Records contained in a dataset

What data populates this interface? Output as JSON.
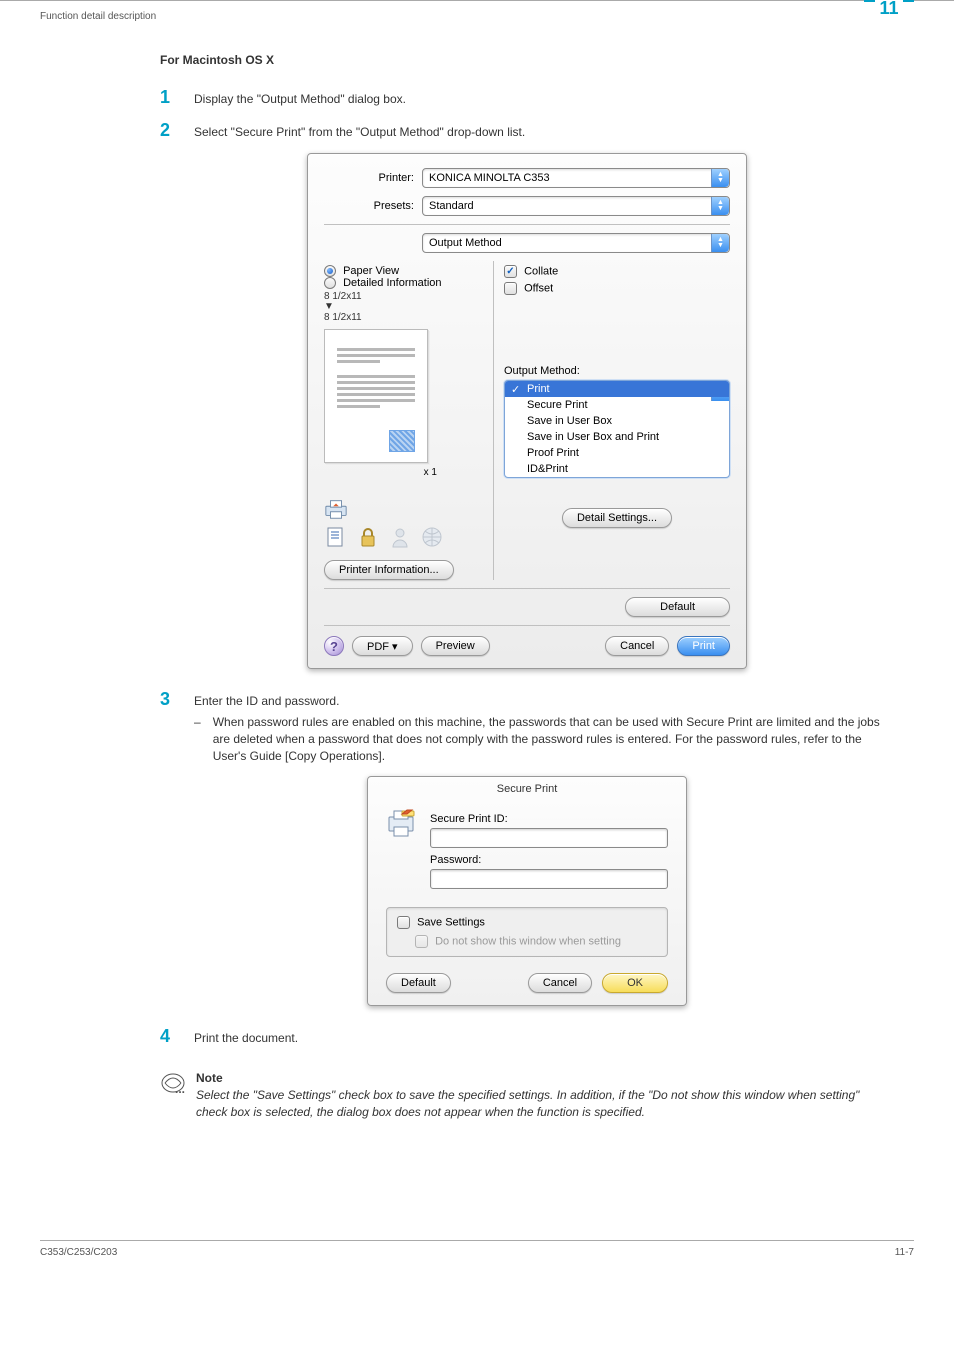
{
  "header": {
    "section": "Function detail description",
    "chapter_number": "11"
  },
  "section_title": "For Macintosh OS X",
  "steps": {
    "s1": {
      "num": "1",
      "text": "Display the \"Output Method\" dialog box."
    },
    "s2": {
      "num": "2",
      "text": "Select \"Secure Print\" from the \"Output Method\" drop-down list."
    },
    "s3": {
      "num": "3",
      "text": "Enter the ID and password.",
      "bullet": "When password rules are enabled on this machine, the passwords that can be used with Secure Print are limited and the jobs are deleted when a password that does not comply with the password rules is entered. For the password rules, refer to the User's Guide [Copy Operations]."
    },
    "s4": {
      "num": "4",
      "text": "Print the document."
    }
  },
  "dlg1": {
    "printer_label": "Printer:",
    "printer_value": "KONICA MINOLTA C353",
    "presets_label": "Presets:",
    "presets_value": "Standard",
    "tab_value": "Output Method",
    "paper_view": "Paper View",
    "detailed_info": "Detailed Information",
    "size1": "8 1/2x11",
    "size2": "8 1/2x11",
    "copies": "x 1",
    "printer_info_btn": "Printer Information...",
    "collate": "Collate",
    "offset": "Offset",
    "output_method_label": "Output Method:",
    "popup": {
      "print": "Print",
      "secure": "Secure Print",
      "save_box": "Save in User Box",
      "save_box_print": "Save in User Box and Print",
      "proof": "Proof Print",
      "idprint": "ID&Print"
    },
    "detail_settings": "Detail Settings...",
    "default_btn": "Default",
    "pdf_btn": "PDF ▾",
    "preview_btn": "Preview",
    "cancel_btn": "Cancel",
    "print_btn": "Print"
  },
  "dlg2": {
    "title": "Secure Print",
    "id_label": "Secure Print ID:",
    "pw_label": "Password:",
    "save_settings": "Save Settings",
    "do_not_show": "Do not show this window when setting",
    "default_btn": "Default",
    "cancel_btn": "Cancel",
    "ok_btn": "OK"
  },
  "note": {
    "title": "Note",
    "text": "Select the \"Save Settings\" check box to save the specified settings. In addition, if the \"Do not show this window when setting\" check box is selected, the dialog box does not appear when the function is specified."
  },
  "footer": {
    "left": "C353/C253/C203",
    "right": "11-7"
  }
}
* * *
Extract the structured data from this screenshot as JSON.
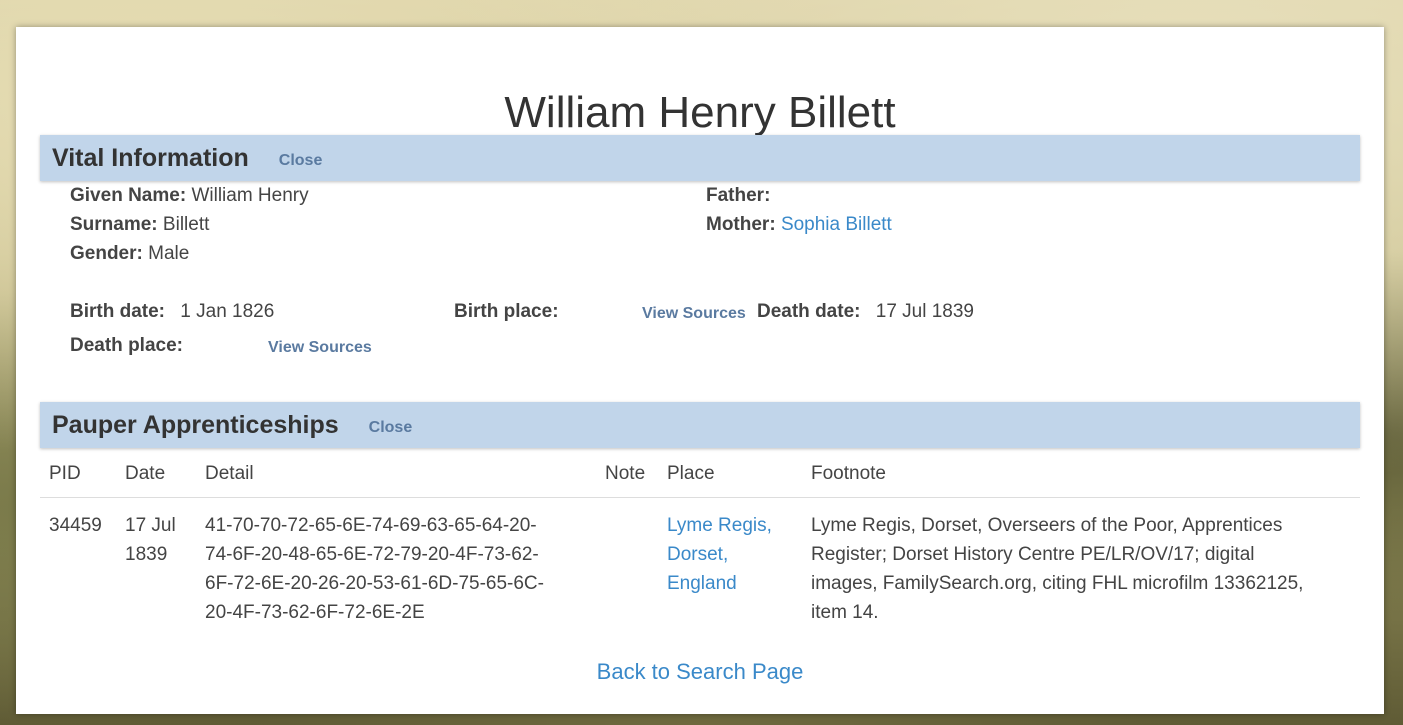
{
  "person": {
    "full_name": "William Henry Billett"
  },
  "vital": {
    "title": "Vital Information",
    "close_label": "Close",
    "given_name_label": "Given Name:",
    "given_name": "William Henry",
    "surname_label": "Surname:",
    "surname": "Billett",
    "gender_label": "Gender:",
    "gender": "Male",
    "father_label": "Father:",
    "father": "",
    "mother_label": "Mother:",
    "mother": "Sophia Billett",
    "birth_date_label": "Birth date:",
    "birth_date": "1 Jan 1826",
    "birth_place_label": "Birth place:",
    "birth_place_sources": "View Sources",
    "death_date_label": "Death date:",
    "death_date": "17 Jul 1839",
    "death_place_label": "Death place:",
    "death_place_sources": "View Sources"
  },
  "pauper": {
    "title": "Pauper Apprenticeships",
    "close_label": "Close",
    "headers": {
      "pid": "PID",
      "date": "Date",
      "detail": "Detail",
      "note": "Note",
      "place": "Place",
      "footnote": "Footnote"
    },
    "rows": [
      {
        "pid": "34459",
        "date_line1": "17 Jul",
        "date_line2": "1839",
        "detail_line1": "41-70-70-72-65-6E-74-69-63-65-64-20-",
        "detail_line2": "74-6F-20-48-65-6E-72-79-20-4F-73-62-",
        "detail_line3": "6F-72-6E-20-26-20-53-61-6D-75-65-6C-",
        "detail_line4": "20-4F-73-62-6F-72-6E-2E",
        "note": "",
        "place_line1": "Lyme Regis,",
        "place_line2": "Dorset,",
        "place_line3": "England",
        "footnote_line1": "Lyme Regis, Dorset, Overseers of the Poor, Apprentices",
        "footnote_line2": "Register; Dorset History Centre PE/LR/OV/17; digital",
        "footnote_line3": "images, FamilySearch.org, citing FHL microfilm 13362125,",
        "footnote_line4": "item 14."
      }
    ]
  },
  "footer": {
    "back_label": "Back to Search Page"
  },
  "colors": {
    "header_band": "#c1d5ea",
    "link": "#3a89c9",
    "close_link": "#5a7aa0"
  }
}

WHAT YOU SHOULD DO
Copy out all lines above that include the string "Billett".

EXPECTED ANSWER
    "full_name": "William Henry Billett"
    "surname": "Billett",
    "mother": "Sophia Billett",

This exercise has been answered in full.